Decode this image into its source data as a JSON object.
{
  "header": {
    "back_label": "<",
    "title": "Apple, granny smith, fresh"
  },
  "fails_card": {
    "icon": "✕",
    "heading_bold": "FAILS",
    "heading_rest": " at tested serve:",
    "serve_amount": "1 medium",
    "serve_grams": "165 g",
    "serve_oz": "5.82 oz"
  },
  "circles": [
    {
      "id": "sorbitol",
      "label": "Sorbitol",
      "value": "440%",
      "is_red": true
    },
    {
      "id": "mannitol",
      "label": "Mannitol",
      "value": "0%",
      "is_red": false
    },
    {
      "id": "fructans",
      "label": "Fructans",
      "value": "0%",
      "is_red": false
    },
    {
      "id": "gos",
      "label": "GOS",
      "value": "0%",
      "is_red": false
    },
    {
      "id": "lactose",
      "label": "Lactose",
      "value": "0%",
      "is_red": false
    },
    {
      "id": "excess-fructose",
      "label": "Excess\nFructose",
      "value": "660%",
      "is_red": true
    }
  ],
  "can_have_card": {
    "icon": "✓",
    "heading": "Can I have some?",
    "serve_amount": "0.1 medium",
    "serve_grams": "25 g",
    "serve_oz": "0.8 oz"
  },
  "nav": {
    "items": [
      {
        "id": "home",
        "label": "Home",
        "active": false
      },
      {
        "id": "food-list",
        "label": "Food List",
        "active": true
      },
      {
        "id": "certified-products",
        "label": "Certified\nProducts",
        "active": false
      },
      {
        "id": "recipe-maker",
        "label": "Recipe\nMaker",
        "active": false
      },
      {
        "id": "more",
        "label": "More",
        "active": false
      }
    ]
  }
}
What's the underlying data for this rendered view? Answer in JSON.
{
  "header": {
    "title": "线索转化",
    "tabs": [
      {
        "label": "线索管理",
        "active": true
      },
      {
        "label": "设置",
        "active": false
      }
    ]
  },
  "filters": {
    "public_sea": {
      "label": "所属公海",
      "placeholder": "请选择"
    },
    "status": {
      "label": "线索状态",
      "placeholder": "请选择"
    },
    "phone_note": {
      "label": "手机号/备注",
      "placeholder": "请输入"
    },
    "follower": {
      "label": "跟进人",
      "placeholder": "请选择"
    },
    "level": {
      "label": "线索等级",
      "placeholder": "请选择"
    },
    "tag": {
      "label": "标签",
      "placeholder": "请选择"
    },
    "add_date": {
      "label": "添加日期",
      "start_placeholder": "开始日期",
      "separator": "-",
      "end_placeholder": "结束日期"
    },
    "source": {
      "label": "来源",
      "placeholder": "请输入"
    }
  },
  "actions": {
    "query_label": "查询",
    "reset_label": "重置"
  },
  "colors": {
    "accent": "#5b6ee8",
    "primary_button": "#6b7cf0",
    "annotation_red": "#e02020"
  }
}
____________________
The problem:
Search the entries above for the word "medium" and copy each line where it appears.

Response to this exercise:
    "serve_amount": "1 medium",
    "serve_amount": "0.1 medium",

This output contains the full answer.